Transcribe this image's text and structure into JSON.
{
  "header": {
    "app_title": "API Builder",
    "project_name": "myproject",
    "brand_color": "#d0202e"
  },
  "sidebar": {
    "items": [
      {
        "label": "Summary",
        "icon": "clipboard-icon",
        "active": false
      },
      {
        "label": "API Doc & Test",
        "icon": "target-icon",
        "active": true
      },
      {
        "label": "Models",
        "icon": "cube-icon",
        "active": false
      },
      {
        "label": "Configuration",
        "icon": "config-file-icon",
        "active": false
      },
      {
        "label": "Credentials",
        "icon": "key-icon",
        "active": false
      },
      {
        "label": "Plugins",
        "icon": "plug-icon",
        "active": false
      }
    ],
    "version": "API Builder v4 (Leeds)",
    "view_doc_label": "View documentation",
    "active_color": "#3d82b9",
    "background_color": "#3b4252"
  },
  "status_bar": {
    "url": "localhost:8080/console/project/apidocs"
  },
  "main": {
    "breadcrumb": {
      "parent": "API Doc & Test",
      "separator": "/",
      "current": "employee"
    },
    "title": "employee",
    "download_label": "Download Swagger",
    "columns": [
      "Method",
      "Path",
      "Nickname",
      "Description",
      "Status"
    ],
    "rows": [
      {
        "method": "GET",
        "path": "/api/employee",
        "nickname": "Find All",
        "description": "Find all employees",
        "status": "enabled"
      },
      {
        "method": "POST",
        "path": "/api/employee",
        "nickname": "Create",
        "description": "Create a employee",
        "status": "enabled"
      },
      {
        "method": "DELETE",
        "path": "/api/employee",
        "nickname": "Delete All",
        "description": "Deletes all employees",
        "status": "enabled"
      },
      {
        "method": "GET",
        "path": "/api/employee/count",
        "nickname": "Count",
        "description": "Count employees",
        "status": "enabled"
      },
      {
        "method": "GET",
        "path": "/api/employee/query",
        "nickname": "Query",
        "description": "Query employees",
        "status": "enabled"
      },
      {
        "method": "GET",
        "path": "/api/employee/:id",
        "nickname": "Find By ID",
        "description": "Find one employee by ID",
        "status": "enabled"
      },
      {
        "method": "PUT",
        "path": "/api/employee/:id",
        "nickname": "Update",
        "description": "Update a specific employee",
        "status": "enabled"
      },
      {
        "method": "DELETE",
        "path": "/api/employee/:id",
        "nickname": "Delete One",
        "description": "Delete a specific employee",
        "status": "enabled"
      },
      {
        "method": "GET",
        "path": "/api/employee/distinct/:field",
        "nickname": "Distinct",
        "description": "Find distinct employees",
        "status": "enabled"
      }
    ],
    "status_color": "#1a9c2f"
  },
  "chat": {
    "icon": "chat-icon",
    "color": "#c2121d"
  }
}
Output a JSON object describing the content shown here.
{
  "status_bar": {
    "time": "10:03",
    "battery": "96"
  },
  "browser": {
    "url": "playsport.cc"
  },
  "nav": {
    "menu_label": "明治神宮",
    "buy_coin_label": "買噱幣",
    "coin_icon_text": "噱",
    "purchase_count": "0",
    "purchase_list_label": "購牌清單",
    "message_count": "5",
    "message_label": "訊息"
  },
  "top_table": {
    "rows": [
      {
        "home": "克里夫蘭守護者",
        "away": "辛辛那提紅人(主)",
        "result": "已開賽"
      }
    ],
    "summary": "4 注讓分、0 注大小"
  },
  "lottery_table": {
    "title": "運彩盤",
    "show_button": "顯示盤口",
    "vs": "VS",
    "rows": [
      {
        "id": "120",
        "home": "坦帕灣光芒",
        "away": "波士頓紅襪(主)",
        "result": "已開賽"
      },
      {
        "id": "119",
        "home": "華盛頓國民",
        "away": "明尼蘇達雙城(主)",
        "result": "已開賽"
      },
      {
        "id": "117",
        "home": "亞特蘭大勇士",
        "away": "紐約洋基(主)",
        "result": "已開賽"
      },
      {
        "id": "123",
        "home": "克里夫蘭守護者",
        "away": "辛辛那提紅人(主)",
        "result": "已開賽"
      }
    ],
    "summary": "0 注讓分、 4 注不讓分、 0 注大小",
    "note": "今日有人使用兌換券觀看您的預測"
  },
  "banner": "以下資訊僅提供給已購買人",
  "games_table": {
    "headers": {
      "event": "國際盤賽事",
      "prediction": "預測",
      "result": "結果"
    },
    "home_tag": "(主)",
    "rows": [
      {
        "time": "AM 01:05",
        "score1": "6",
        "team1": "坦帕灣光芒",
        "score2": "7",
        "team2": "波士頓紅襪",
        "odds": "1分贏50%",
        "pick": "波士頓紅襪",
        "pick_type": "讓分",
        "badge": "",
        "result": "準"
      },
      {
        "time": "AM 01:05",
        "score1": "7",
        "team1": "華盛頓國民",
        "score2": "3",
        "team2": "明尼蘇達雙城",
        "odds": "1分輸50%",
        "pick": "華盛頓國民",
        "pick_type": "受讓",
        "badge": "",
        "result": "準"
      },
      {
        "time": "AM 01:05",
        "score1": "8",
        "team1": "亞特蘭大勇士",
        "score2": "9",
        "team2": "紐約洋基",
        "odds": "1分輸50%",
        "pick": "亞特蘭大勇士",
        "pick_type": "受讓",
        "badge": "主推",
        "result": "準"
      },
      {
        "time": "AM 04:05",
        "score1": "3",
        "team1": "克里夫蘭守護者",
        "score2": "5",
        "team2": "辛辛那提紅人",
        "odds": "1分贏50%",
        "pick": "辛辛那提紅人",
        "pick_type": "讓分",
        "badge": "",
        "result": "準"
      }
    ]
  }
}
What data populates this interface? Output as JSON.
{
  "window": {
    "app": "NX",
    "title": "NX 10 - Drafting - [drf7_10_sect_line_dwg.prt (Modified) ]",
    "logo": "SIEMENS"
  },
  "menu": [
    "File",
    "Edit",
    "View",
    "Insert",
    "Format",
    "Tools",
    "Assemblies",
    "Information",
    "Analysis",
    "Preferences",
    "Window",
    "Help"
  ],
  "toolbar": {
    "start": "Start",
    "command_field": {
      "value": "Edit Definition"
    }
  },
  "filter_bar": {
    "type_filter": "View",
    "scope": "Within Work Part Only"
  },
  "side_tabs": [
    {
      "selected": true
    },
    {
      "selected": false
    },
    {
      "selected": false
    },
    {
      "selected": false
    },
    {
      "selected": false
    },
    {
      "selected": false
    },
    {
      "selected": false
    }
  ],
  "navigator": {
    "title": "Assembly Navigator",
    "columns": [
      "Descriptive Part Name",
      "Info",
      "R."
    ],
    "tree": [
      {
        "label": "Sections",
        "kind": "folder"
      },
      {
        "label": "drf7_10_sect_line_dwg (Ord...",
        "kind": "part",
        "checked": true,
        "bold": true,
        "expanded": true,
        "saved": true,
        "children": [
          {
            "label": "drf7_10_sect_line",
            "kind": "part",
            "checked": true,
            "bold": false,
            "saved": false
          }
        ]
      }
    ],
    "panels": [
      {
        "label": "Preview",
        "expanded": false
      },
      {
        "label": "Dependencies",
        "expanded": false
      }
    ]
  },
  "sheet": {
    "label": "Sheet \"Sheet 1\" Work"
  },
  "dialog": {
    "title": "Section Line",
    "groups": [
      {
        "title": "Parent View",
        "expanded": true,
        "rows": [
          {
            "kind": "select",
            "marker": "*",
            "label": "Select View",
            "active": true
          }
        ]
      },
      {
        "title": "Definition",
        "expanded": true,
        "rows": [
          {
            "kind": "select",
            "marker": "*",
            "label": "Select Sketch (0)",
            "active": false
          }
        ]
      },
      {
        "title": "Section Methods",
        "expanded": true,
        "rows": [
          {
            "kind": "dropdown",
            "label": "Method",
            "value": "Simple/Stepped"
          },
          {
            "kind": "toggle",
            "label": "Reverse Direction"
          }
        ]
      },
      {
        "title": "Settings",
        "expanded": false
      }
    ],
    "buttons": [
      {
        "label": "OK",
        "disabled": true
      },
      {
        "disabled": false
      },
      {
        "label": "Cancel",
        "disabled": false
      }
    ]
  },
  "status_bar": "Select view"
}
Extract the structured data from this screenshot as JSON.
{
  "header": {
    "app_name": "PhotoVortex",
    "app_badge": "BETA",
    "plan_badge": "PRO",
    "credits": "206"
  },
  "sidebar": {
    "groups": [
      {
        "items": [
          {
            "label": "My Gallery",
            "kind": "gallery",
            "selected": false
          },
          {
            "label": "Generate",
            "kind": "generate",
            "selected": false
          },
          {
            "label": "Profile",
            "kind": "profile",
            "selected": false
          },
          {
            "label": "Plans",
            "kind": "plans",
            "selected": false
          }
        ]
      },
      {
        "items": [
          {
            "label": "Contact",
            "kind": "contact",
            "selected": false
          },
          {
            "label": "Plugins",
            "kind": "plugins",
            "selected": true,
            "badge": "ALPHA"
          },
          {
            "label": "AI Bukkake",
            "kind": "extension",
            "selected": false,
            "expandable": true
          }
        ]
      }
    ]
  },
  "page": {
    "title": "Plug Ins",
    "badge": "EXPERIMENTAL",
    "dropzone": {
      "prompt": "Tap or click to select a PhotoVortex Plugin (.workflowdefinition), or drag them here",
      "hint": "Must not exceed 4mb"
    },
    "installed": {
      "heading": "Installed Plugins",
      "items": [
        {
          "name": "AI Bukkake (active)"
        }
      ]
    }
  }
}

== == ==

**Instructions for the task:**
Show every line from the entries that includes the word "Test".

**Task response:**
        "label": "API Doc & Test",
      "parent": "API Doc & Test",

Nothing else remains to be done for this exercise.